Manage access to resources with Azure Stack Role-Based Access Control

Applies to: Azure Stack integrated systems and Azure Stack Development Kit

Azure Stack supports role-based access control (RBAC), the same security model for access management that Microsoft Azure uses. You can use RBAC to manage user, group, or application access to subscriptions, resources, and services.

Basics of access management

Role-based access control provides fine-grained access control that you can use to secure your environment. You give users the exact permissions they need by assigning a RBAC role at a certain scope. The scope of the role assignment can be a subscription, a resource group, or a single resource. Read the Role-Based Access Control in the Azure portal article to get more detailed information about access management.

Built-in roles

Azure Stack has three basic roles that you can apply to all resource types:

  • Owner can manage everything, including access to resources.
  • Contributor can manage everything except access to resources.
  • Reader can view everything, but can’t make any changes.
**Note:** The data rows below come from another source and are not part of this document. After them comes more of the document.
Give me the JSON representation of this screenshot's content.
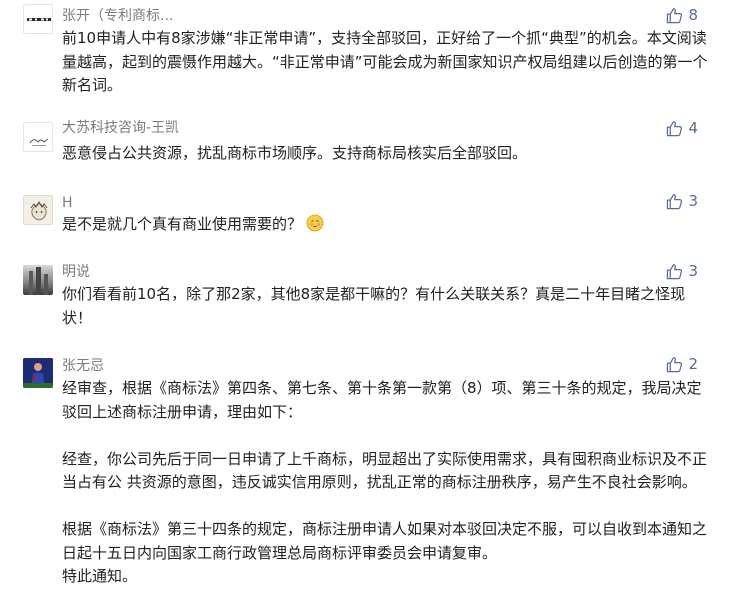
{
  "comments": [
    {
      "nickname": "张开（专利商标...",
      "likes": "8",
      "text": "前10申请人中有8家涉嫌“非正常申请”，支持全部驳回，正好给了一个抓“典型”的机会。本文阅读量越高，起到的震慑作用越大。“非正常申请”可能会成为新国家知识产权局组建以后创造的第一个新名词。"
    },
    {
      "nickname": "大苏科技咨询-王凯",
      "likes": "4",
      "text": "恶意侵占公共资源，扰乱商标市场顺序。支持商标局核实后全部驳回。"
    },
    {
      "nickname": "H",
      "likes": "3",
      "text": "是不是就几个真有商业使用需要的？"
    },
    {
      "nickname": "明说",
      "likes": "3",
      "text": "你们看看前10名，除了那2家，其他8家是都干嘛的？有什么关联关系？真是二十年目睹之怪现状！"
    },
    {
      "nickname": "张无忌",
      "likes": "2",
      "paragraphs": [
        "经审查，根据《商标法》第四条、第七条、第十条第一款第（8）项、第三十条的规定，我局决定驳回上述商标注册申请，理由如下：",
        "经查，你公司先后于同一日申请了上千商标，明显超出了实际使用需求，具有囤积商业标识及不正当占有公 共资源的意图，违反诚实信用原则，扰乱正常的商标注册秩序，易产生不良社会影响。",
        "根据《商标法》第三十四条的规定，商标注册申请人如果对本驳回决定不服，可以自收到本通知之日起十五日内向国家工商行政管理总局商标评审委员会申请复审。",
        "特此通知。"
      ]
    }
  ],
  "icons": {
    "like": "thumbs-up-icon",
    "emoji": "shy-face-emoji-icon"
  },
  "colors": {
    "nickname": "#7d7d7d",
    "like": "#576b95",
    "text": "#222222"
  }
}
Resource hierarchy and inheritance

Azure Stack has the following resource hierarchy:

  • Each subscription belongs to one directory.
  • Each resource group belongs to one subscription.
  • Each resource belongs to one resource group.

Access that you grant at a parent scope is inherited at child scopes. For example:
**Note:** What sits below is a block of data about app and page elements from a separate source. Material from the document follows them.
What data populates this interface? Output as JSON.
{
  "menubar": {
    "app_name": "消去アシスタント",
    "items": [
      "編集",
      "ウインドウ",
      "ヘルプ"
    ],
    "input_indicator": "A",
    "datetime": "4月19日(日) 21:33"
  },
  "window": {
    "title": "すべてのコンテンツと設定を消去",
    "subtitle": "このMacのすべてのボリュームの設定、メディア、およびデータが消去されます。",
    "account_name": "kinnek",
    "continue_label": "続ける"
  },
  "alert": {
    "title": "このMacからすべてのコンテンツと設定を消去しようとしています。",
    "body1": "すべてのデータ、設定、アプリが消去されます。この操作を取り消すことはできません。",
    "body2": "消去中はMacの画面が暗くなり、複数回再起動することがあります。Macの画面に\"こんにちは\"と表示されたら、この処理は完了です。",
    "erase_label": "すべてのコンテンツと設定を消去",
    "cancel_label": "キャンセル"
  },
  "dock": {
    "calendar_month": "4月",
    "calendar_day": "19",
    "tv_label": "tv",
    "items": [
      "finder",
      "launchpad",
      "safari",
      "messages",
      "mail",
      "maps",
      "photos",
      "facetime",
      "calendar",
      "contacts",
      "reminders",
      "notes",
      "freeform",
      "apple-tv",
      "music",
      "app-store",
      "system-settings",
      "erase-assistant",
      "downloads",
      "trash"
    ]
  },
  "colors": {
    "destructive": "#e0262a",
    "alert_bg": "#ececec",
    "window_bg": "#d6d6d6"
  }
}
  • You assign the Reader role to an Azure AD group at the subscription scope. The members of that group can view every resource group and resource in the subscription.
  • You assign the Contributor role to an application at the resource group scope. The application can manage resources of all types in that resource group, but not other resource groups in the subscription.

Assigning roles

You can assign more than one role to a user and each role can be associated with a different scope. For example:

  • You assign TestUser-A the Reader role to Subscription-1.
  • You assign TestUser-A the Owner role to TestVM-1.

The Azure role assignments article provides detailed information about viewing, assigning, and deleting roles.

Resource hierarchy and inheritance

Azure Stack has the following resource hierarchy:

  • Each subscription belongs to one directory.
  • Each resource group belongs to one subscription.
  • Each resource belongs to one resource group.

Access that you grant at a parent scope is inherited at child scopes. For example:

  • You assign the Reader role to an Azure AD group at the subscription scope. The members of that group can view every resource group and resource in the subscription.
  • You assign the Contributor role to an application at the resource group scope. The application can manage resources of all types in that resource group, but not other resource groups in the subscription.

Assigning roles

You can assign more than one role to a user and each role can be associated with a different scope. For example:

  • You assign TestUser-A the Reader role to Subscription-1.
  • You assign TestUser-A the Owner role to TestVM-1.

The Azure role assignments article provides detailed information about viewing, assigning, and deleting roles.

Set access permissions for a user

The following steps describe how to configure permissions for a user.

  1. Sign in with an account that has owner permissions to the resource you want to manage.
  2. In the left navigation pane, choose Resource groups.
  3. Choose the name of the resource group that you want to set permissions on.
  4. In the resource group navigation pane, choose Access control (IAM). The Access control view lists the Items that have access to the resource group. You can filter these results, and use a menu bar to Add or Remove permissions.
  5. On the Access control menu bar, choose + Add.
  6. On Add permissions:

    • Choose the role you want to assign from the Role drop-down list.
    • Choose the resource you want to assign from the Assign access to drop-down list.
    • Select the user, group, or application in your directory that you wish to grant access to. You can search the directory with display names, email addresses, and object identifiers.
  7. Select Save.

Next steps

Create service principals